Brown says he’ll ignore threats of legal action over comments
Kathleen Wynne's Liberals are only interested in their own political survival, says Ontario Conservative leader Patrick Brown. (ERNEST DOROSZUK/TORONTO SUN)
PC Leader Patrick Brown is not sorry.
Although he was not repeating them Thursday, Brown has refused to retract or apologize for remarks he made regarding Premier Kathleen Wynne’s testimony at the alleged job bribery trial in Sudbury.
Wynne’s lawyers have threatened to sue Brown, saying he told reporters that she was on trial, instead of making it clear that she was a voluntary witness for the Crown.
Brown had until 5 p.m. Thursday to make a public retraction, and it wasn’t immediately known what action the premier’s lawyers would take.
“I will ignore her baseless threat,” Brown said. “It’s a sorry spectacle for Ontario to see the sitting Premier of Ontario humiliated in this fashion, debased in this fashion, and she’s compounded the problem by this threat yesterday.”
Wynne testified Wednesday at a trial where her former chief of staff Pat Sorbara and local Liberal organizer Gerry Lougheed are charged in connection with allegations made by a former byelection candidate that he was offered a job or appointment to vacate the race for preferred candidate Glenn Thibeault.
Wynne told the court that no such bribe was made, but the Liberals did attempt to keep thwarted candidate Andrew Olivier in the party.
Both Lougheed and Sorbara have said they did nothing wrong, and Wynne was not a subject of the investigation.
But Brown said her testimony was a “sad day for Ontario ... Seeing the Premier of Ontario having to testify at a trial where there’s allegations against her closest advisor, no one regardless of your political allegiances want to see the Premier of Ontario humiliated in that light.”
Deputy Premier Deb Matthews said the PC Leader’s refusal to apologize was “enormously disappointing.”
There’s a principle that one should not make defamatory, misleading comments about another political leader, she said.
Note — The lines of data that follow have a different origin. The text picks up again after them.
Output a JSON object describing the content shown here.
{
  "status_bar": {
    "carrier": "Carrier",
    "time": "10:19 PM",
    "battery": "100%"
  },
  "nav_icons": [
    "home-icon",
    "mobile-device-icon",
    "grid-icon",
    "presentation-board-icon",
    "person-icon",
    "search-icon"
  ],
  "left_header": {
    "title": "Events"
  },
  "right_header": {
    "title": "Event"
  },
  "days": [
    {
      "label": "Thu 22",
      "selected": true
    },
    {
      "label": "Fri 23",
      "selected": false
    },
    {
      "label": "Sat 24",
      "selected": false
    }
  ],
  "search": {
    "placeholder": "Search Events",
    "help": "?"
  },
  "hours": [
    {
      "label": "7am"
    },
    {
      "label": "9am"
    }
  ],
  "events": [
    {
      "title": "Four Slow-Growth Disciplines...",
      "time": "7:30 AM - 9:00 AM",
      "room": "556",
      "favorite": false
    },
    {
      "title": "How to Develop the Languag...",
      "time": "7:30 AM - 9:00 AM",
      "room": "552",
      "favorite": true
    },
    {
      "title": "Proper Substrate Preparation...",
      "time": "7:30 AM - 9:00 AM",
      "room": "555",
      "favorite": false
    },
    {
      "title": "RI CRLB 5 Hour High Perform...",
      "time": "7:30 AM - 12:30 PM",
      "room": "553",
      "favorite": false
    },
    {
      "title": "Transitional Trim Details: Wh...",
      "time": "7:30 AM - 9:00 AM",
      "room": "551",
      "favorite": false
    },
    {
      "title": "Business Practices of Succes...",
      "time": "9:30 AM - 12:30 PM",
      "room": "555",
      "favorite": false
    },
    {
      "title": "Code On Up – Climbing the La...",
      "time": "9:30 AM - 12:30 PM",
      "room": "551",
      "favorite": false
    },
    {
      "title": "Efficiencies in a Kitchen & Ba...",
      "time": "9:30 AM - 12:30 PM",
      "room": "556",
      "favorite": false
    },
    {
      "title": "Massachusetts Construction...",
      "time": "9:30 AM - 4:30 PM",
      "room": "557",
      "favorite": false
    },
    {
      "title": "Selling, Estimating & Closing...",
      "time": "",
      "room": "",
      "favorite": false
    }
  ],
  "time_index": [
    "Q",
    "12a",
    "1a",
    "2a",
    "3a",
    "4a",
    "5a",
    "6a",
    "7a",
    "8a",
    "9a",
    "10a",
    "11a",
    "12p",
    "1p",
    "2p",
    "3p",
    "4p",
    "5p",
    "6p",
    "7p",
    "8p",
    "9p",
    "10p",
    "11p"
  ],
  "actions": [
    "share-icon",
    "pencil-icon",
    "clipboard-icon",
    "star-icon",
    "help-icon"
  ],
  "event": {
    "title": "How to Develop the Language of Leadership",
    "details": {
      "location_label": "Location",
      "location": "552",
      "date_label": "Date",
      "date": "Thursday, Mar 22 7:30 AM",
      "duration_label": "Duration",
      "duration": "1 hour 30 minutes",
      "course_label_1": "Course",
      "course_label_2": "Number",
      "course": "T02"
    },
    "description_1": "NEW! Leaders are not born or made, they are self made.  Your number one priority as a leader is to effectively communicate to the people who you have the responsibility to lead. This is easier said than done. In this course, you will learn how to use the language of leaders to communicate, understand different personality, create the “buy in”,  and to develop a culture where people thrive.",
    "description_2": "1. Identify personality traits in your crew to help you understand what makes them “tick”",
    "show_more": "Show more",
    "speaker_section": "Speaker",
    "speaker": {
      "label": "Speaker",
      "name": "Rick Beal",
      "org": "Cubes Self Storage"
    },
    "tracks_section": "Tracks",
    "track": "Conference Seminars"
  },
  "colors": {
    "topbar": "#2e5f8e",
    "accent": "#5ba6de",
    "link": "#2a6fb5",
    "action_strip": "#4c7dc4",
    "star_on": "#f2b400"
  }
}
“In Canada, we actually expect people to be honest,” Matthews said. “There is south of the border a change in that culture. I do not want to see that change coming to Canada.”
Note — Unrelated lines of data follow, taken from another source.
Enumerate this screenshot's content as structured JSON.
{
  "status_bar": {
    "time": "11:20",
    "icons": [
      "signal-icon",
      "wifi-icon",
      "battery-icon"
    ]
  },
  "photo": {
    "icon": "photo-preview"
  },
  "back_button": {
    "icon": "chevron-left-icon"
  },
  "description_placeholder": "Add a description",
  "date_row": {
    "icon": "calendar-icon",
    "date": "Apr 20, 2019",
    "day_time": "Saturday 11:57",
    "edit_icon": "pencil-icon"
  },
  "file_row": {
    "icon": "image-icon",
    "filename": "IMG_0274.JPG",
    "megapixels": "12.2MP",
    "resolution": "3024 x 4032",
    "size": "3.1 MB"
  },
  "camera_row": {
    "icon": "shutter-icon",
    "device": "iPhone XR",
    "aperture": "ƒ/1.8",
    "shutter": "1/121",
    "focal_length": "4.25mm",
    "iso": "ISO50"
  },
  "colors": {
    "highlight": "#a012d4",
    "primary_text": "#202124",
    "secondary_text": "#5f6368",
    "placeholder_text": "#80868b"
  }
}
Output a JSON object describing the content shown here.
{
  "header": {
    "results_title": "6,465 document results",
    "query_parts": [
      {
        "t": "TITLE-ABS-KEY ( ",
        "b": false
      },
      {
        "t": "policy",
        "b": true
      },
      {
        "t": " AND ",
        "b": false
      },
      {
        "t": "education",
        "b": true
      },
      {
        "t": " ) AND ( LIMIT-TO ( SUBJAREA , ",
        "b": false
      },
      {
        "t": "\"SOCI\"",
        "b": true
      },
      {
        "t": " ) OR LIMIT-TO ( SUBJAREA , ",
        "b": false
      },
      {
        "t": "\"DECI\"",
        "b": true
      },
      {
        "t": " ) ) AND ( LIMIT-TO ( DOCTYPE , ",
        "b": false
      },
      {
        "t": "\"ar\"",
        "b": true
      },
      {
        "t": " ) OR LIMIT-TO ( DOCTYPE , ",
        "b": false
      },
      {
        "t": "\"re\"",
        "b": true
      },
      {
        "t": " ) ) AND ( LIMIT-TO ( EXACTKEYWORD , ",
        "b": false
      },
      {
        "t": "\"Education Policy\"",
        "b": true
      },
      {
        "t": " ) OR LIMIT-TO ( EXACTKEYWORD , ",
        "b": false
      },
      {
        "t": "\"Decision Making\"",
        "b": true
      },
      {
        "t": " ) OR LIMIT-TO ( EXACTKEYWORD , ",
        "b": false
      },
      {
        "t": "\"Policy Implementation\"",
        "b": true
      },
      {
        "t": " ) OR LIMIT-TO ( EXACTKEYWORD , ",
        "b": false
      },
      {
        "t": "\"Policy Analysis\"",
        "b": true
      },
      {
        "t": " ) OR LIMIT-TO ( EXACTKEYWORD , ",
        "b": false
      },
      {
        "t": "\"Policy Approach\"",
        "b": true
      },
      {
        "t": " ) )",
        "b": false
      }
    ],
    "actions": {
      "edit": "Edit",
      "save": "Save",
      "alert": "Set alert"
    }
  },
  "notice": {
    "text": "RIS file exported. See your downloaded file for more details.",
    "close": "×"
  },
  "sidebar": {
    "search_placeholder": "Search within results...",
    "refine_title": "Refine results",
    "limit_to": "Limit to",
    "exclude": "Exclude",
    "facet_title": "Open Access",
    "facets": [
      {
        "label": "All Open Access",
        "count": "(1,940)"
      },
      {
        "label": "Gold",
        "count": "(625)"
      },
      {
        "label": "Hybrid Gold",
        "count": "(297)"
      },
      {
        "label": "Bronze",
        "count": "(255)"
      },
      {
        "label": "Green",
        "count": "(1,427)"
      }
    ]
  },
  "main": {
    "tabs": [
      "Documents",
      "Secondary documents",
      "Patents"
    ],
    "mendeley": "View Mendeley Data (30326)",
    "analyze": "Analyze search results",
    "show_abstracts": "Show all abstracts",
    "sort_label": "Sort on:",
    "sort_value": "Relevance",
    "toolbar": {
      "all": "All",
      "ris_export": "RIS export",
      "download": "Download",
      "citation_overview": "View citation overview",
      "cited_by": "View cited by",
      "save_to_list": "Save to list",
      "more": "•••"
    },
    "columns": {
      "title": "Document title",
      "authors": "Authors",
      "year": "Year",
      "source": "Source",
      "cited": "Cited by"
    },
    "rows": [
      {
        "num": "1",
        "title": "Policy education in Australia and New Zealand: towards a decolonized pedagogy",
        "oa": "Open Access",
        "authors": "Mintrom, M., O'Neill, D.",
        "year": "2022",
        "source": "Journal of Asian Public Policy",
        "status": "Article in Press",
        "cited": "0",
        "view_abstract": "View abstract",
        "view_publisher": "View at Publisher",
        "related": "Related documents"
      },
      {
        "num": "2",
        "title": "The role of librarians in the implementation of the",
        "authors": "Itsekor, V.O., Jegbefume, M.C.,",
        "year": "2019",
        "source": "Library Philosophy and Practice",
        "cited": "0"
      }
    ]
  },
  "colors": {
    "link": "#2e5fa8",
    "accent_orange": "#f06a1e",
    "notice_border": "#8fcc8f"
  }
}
Brown’s apology would “take 30 seconds” and he’d be done with it, she said.